• _Exercise prompt_:
Hunt for the word "Mehl" across the entries below, copying each line that holds it.

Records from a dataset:
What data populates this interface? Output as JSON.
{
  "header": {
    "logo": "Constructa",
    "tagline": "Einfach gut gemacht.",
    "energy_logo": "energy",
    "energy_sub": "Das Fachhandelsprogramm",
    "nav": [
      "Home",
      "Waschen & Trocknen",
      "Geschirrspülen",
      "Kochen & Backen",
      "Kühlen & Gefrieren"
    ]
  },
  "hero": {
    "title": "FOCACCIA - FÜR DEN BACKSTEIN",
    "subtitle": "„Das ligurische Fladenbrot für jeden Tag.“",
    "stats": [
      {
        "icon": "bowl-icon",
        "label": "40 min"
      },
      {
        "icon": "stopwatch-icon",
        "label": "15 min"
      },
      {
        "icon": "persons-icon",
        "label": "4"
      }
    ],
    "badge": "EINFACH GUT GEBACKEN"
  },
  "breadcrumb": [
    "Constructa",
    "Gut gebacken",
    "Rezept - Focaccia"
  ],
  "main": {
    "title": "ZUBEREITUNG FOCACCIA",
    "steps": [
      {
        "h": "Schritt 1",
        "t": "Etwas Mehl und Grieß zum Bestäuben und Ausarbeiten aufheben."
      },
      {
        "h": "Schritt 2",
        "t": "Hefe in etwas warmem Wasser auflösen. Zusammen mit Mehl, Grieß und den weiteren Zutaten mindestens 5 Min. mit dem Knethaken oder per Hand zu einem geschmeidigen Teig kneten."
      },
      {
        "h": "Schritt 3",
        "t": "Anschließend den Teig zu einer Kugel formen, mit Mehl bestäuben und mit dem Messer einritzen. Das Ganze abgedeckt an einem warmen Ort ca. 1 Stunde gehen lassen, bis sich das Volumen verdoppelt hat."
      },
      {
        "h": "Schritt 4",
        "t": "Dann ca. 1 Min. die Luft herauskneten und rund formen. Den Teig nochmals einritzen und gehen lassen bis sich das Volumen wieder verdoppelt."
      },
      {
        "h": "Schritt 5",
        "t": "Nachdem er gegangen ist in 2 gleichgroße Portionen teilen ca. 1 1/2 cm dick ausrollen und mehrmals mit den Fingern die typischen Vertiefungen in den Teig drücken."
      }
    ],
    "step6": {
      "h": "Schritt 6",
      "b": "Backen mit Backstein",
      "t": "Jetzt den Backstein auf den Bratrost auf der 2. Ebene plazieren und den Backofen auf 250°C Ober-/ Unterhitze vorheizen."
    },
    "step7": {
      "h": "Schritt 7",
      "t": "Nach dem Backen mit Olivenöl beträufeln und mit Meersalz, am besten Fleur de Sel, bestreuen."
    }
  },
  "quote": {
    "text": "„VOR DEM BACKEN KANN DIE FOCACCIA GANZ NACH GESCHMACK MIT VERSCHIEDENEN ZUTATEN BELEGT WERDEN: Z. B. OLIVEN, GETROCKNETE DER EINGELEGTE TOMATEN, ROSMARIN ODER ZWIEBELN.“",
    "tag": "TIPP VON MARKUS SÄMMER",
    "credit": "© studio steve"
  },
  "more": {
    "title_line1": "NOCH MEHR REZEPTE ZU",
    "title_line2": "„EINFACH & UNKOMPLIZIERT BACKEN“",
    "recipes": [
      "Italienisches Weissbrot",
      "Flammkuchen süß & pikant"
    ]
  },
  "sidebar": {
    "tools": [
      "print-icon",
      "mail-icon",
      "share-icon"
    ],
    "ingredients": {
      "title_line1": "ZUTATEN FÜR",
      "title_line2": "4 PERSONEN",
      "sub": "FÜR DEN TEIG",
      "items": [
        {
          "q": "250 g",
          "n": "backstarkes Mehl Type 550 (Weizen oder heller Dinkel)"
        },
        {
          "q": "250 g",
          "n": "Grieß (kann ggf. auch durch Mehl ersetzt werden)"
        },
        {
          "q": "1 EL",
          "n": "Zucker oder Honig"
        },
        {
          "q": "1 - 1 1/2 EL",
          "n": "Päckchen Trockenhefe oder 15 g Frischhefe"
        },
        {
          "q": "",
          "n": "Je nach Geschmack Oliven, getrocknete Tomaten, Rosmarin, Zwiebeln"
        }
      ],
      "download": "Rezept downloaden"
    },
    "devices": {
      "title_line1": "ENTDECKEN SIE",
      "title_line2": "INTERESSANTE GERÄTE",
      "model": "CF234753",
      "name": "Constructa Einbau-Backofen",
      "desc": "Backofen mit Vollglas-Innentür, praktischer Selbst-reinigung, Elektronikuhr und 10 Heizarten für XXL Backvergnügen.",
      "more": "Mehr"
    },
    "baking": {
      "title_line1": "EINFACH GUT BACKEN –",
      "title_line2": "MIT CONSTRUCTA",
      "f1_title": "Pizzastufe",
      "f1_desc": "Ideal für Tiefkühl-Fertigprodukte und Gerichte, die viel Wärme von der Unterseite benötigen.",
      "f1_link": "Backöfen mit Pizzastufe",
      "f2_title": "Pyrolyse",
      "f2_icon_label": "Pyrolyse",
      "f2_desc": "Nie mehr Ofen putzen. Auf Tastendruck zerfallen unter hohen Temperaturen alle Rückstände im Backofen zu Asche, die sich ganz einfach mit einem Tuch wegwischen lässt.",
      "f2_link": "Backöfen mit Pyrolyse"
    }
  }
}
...
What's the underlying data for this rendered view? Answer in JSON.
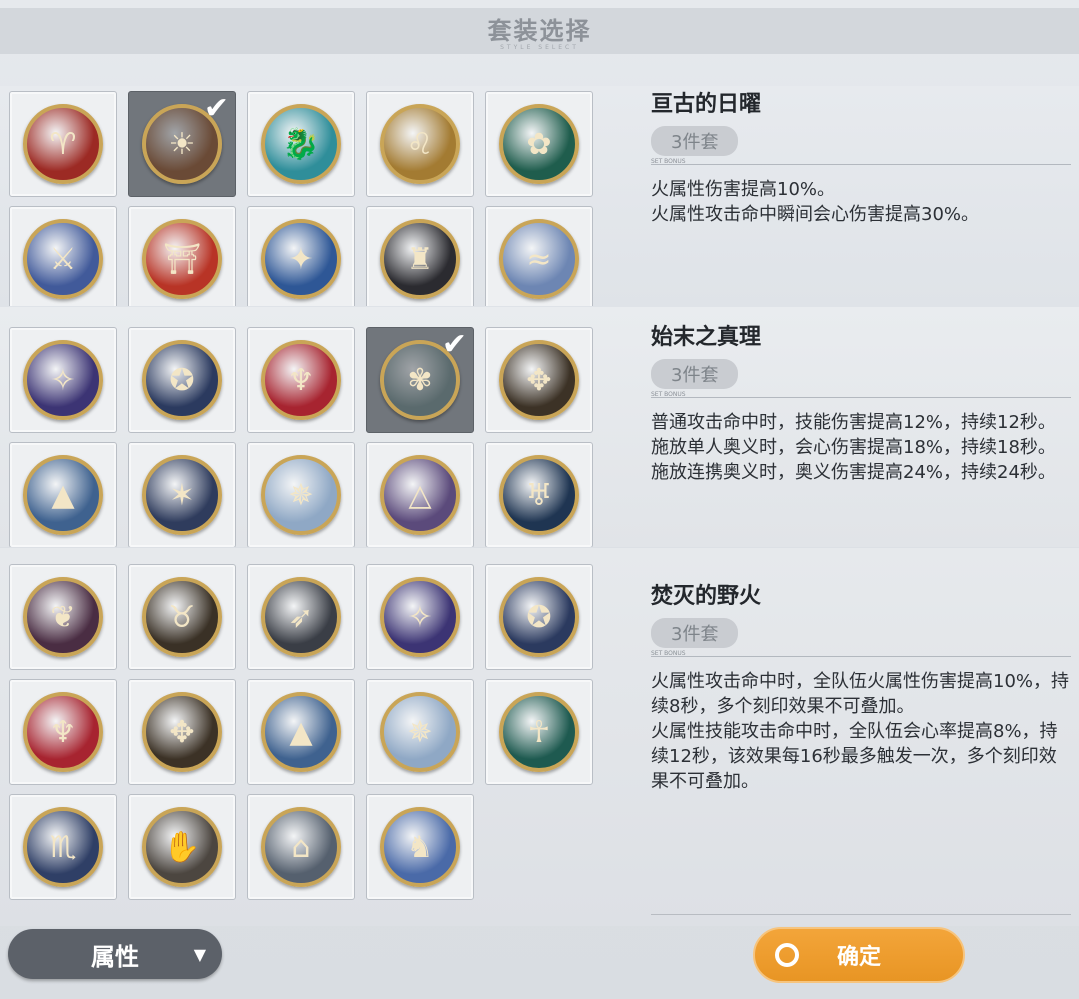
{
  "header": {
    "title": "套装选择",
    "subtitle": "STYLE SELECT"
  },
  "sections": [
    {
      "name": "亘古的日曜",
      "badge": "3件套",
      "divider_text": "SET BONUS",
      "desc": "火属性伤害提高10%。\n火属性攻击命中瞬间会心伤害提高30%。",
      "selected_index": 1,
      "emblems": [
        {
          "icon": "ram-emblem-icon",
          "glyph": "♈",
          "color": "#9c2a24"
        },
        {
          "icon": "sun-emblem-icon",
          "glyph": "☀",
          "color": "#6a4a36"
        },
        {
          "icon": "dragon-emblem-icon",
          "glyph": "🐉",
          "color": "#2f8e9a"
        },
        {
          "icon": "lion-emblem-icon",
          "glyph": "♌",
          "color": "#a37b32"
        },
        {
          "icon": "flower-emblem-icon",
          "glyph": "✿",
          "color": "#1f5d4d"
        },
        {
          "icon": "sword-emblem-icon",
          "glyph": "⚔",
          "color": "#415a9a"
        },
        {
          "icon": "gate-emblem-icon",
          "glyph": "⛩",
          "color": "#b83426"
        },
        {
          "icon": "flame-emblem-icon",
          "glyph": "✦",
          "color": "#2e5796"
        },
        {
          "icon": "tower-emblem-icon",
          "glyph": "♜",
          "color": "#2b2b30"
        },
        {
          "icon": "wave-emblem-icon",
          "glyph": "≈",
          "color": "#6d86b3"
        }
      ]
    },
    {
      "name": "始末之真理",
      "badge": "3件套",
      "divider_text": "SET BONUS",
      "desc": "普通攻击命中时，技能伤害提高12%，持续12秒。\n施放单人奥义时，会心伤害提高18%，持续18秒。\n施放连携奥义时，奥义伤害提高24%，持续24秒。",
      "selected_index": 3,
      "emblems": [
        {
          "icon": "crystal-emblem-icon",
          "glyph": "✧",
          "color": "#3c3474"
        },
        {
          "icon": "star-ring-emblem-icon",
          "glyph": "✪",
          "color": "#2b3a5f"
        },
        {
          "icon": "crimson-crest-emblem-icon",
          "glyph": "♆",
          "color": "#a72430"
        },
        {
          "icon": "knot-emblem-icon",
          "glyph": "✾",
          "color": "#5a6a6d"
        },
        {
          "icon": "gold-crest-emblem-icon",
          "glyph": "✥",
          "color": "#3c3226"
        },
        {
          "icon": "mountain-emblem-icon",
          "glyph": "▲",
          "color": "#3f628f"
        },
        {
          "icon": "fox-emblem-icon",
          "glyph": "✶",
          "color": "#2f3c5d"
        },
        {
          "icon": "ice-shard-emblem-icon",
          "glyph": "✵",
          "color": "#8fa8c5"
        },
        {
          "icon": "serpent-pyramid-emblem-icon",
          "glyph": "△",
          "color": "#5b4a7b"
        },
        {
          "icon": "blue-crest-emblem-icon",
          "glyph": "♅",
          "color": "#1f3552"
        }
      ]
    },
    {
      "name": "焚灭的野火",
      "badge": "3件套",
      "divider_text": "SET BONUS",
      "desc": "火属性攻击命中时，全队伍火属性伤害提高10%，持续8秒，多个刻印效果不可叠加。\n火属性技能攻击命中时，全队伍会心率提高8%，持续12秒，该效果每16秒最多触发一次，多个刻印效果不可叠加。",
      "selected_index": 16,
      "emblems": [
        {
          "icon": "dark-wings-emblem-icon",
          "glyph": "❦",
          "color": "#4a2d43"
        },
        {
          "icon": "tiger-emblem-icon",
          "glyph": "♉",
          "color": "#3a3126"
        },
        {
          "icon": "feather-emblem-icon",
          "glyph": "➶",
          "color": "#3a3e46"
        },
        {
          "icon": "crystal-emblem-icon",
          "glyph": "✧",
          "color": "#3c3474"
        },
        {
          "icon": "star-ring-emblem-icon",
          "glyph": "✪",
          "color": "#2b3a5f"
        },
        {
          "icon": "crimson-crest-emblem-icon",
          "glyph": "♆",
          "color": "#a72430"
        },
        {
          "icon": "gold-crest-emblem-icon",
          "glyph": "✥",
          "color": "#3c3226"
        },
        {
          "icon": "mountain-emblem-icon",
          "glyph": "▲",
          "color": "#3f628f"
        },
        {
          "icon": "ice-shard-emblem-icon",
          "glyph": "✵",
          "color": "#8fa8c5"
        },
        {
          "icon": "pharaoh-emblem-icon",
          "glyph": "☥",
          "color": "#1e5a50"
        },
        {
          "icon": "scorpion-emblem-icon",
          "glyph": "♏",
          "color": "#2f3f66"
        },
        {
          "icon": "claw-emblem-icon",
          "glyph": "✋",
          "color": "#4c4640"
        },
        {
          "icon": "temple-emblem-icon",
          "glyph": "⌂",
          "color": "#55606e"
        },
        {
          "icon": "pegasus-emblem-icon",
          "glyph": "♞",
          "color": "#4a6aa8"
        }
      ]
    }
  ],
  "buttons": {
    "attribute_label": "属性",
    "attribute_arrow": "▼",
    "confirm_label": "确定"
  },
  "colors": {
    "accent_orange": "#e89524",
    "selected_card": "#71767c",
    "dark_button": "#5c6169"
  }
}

• _Response to this exercise_:
        "t": "Etwas Mehl und Grieß zum Bestäuben und Ausarbeiten aufheben."
        "t": "Hefe in etwas warmem Wasser auflösen. Zusammen mit Mehl, Grieß und den weiteren Zutaten mindestens 5 Min. mit dem Knethaken oder per Hand zu einem geschmeidigen Teig kneten."
        "t": "Anschließend den Teig zu einer Kugel formen, mit Mehl bestäuben und mit dem Messer einritzen. Das Ganze abgedeckt an einem warmen Ort ca. 1 Stunde gehen lassen, bis sich das Volumen verdoppelt hat."
          "n": "backstarkes Mehl Type 550 (Weizen oder heller Dinkel)"
          "n": "Grieß (kann ggf. auch durch Mehl ersetzt werden)"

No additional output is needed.